▸ **Directions for this task**
In the entries below, find each line with the word "true" and pull it out.

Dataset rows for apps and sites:

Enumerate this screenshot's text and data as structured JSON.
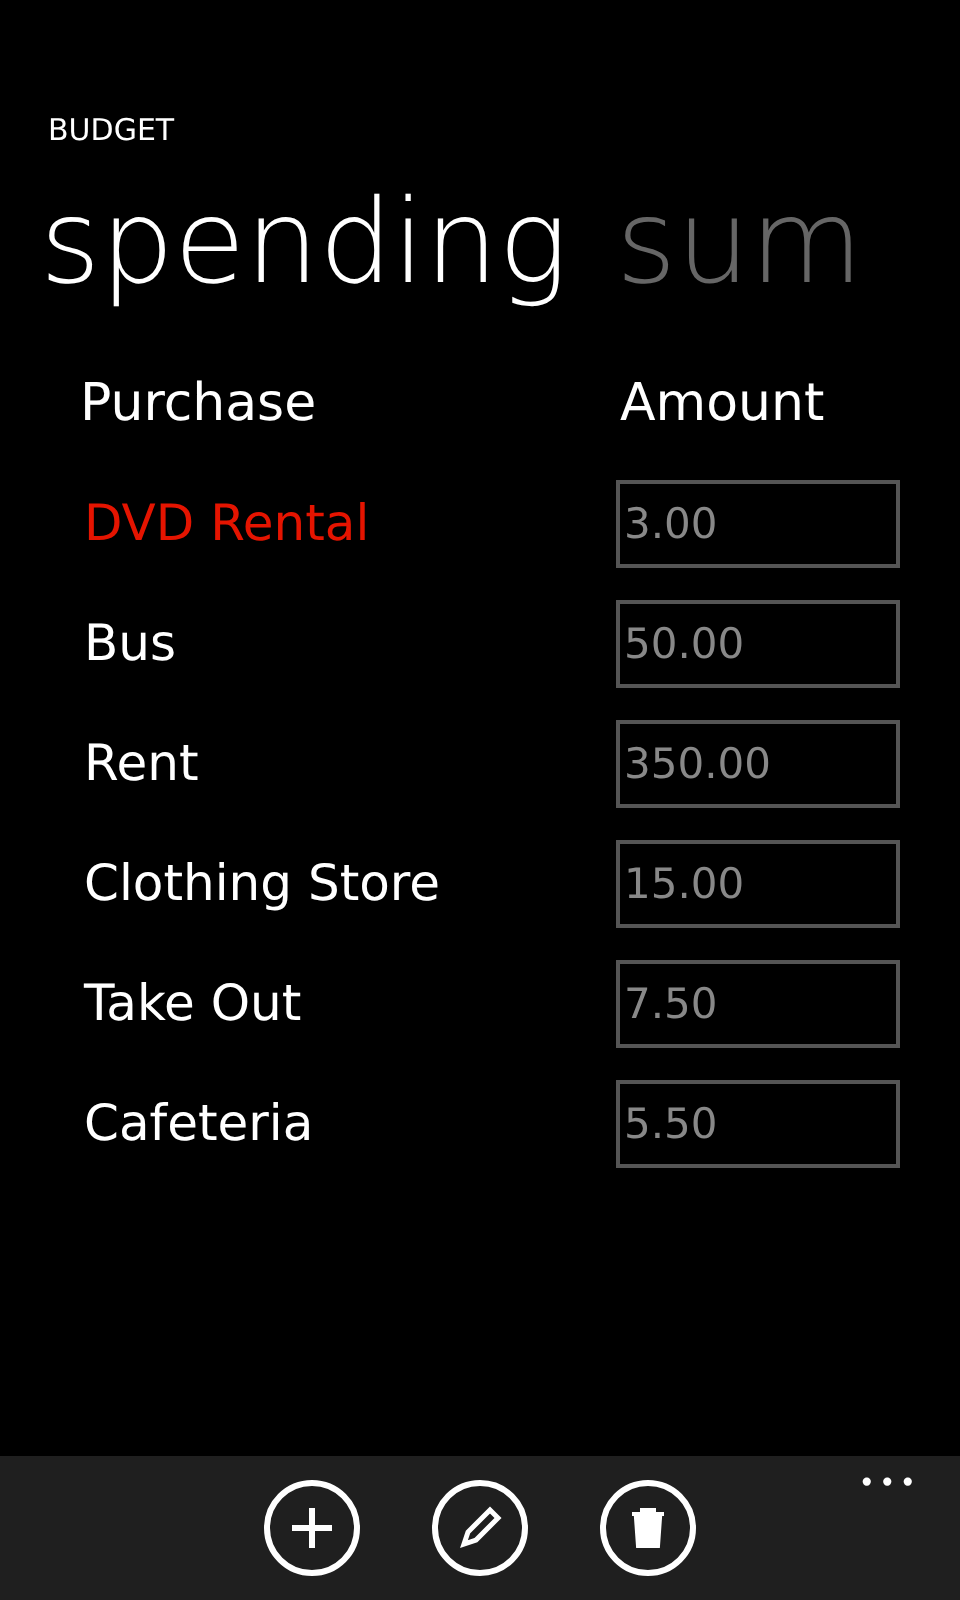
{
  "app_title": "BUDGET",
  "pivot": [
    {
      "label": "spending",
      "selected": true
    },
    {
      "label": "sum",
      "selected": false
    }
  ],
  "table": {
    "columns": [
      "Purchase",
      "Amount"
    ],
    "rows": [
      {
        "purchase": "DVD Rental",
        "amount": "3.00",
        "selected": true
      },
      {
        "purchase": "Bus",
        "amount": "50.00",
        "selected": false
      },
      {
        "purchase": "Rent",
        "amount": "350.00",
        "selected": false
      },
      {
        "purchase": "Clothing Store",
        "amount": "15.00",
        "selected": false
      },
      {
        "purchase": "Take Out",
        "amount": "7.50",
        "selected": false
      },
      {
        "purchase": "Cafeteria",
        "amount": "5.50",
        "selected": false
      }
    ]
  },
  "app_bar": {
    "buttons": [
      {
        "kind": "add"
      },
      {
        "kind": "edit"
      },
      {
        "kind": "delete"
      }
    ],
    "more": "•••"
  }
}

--

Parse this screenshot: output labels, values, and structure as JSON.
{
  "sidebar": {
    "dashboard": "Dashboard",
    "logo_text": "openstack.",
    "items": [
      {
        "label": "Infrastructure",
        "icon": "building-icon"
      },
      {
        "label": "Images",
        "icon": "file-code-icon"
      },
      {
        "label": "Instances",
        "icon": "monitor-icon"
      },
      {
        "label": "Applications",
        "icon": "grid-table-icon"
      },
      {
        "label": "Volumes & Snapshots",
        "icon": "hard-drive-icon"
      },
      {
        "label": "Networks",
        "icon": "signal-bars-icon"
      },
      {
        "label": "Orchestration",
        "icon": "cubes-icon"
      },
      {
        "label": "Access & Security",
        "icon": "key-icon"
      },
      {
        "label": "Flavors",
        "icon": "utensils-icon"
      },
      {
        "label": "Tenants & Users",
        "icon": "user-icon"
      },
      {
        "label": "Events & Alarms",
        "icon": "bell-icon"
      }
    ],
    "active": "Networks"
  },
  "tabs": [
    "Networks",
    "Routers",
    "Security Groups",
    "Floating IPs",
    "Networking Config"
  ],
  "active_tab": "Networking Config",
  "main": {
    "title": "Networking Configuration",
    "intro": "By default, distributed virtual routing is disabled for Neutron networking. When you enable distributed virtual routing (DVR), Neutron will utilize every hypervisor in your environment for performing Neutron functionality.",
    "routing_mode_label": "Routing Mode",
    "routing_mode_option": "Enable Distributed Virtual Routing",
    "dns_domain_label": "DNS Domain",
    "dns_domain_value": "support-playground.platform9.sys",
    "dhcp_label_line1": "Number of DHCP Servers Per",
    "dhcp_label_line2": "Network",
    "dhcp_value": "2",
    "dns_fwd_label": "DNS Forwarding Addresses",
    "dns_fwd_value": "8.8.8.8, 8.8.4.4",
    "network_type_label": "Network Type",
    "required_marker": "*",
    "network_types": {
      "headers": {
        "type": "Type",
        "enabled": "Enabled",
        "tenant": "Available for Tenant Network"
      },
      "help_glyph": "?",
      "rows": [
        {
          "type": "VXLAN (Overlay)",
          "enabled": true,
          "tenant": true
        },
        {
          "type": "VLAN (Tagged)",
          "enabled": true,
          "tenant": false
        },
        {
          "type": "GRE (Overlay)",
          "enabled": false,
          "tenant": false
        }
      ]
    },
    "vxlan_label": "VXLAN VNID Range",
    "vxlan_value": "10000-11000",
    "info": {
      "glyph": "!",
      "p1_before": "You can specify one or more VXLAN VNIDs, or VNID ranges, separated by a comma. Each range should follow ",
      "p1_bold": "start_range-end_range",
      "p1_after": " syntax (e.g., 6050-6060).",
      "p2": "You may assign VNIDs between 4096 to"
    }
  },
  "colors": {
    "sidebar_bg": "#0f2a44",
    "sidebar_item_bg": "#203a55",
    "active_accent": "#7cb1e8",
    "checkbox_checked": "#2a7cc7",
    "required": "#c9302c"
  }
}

▸ **Task output**
      "selected": true
        "selected": true
          "enabled": true,
          "tenant": true
          "enabled": true,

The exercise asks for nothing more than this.